▶ **WORK INSTRUCTIONS**
Ignoring the images, restate the records below word for word.

▶ **EXERCISE INPUTS**
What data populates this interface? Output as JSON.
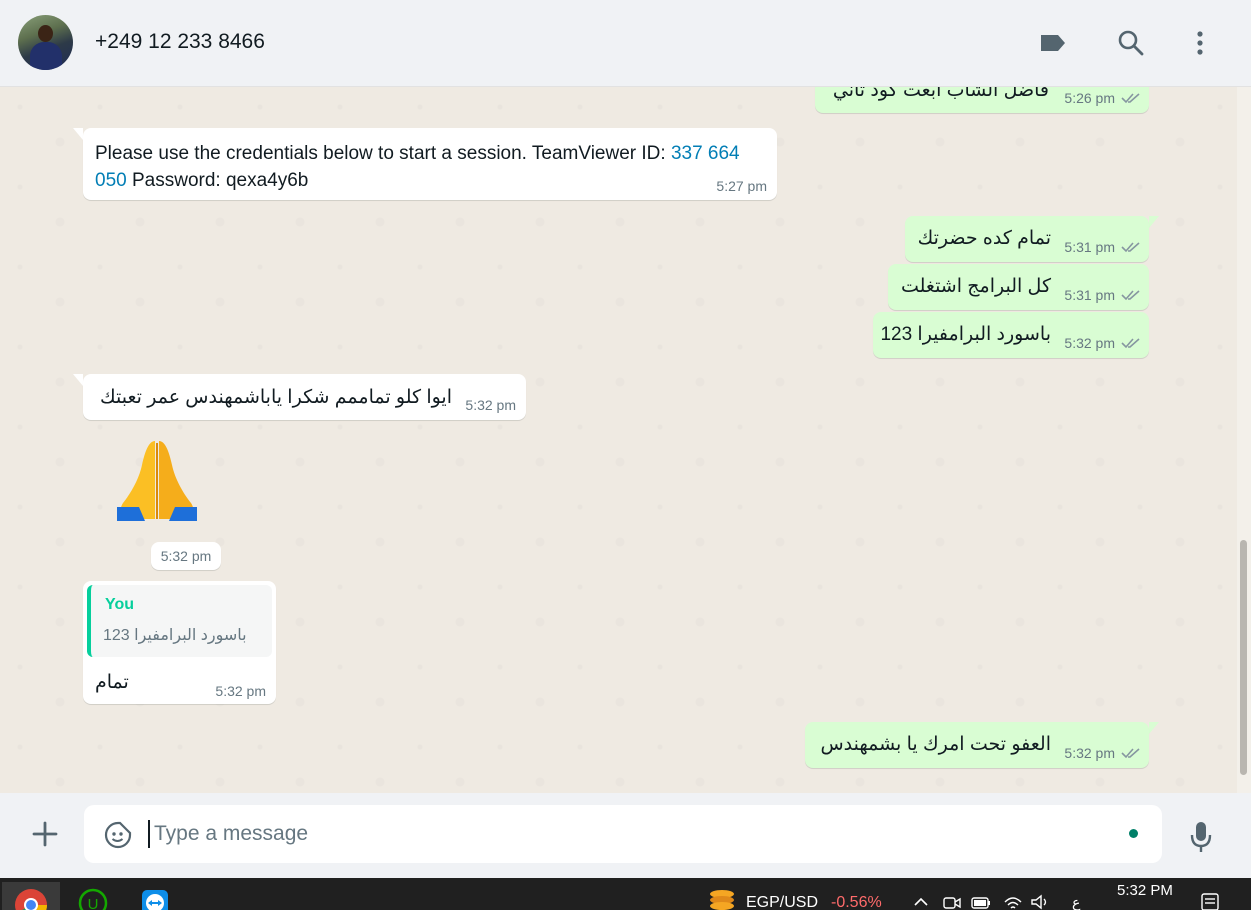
{
  "header": {
    "contact_name": "+249 12 233 8466",
    "icons": [
      "label-icon",
      "search-icon",
      "kebab-menu-icon"
    ]
  },
  "messages": [
    {
      "dir": "out",
      "text": "فاضل الشاب ابعت كود تاني",
      "time": "5:26 pm",
      "status": "read"
    },
    {
      "dir": "in",
      "text_part1": "Please use the credentials below to start a session. TeamViewer ID: ",
      "id_part1": "337 664",
      "id_part2": "050",
      "text_part2": " Password: qexa4y6b",
      "time": "5:27 pm"
    },
    {
      "dir": "out",
      "text": "تمام كده حضرتك",
      "time": "5:31 pm",
      "status": "read"
    },
    {
      "dir": "out",
      "text": "كل البرامج اشتغلت",
      "time": "5:31 pm",
      "status": "read"
    },
    {
      "dir": "out",
      "text": "باسورد البرامفيرا 123",
      "time": "5:32 pm",
      "status": "read"
    },
    {
      "dir": "in",
      "text": "ايوا كلو تماممم شكرا ياباشمهندس عمر تعبتك",
      "time": "5:32 pm"
    },
    {
      "dir": "in",
      "type": "emoji",
      "emoji": "folded-hands",
      "time": "5:32 pm"
    },
    {
      "dir": "in",
      "type": "reply",
      "quote_author": "You",
      "quote_text": "باسورد البرامفيرا 123",
      "text": "تمام",
      "time": "5:32 pm"
    },
    {
      "dir": "out",
      "text": "العفو تحت امرك يا بشمهندس",
      "time": "5:32 pm",
      "status": "read"
    }
  ],
  "composer": {
    "placeholder": "Type a message"
  },
  "taskbar": {
    "currency_label": "EGP/USD",
    "currency_change": "-0.56%",
    "time": "5:32 PM",
    "lang": "ع"
  },
  "colors": {
    "outgoing_bubble": "#d9fdd3",
    "incoming_bubble": "#ffffff",
    "chat_bg": "#efeae2",
    "accent": "#06cf9c",
    "link": "#027eb5",
    "read_tick": "#8696a0"
  }
}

▶ **RESPONSE TO THIS TASK**
What data populates this interface? Output as JSON.
{
  "header": {
    "contact_name": "+249 12 233 8466",
    "icons": [
      "label-icon",
      "search-icon",
      "kebab-menu-icon"
    ]
  },
  "messages": [
    {
      "dir": "out",
      "text": "فاضل الشاب ابعت كود تاني",
      "time": "5:26 pm",
      "status": "read"
    },
    {
      "dir": "in",
      "text_part1": "Please use the credentials below to start a session. TeamViewer ID: ",
      "id_part1": "337 664",
      "id_part2": "050",
      "text_part2": " Password: qexa4y6b",
      "time": "5:27 pm"
    },
    {
      "dir": "out",
      "text": "تمام كده حضرتك",
      "time": "5:31 pm",
      "status": "read"
    },
    {
      "dir": "out",
      "text": "كل البرامج اشتغلت",
      "time": "5:31 pm",
      "status": "read"
    },
    {
      "dir": "out",
      "text": "باسورد البرامفيرا 123",
      "time": "5:32 pm",
      "status": "read"
    },
    {
      "dir": "in",
      "text": "ايوا كلو تماممم شكرا ياباشمهندس عمر تعبتك",
      "time": "5:32 pm"
    },
    {
      "dir": "in",
      "type": "emoji",
      "emoji": "folded-hands",
      "time": "5:32 pm"
    },
    {
      "dir": "in",
      "type": "reply",
      "quote_author": "You",
      "quote_text": "باسورد البرامفيرا 123",
      "text": "تمام",
      "time": "5:32 pm"
    },
    {
      "dir": "out",
      "text": "العفو تحت امرك يا بشمهندس",
      "time": "5:32 pm",
      "status": "read"
    }
  ],
  "composer": {
    "placeholder": "Type a message"
  },
  "taskbar": {
    "currency_label": "EGP/USD",
    "currency_change": "-0.56%",
    "time": "5:32 PM",
    "lang": "ع"
  },
  "colors": {
    "outgoing_bubble": "#d9fdd3",
    "incoming_bubble": "#ffffff",
    "chat_bg": "#efeae2",
    "accent": "#06cf9c",
    "link": "#027eb5",
    "read_tick": "#8696a0"
  }
}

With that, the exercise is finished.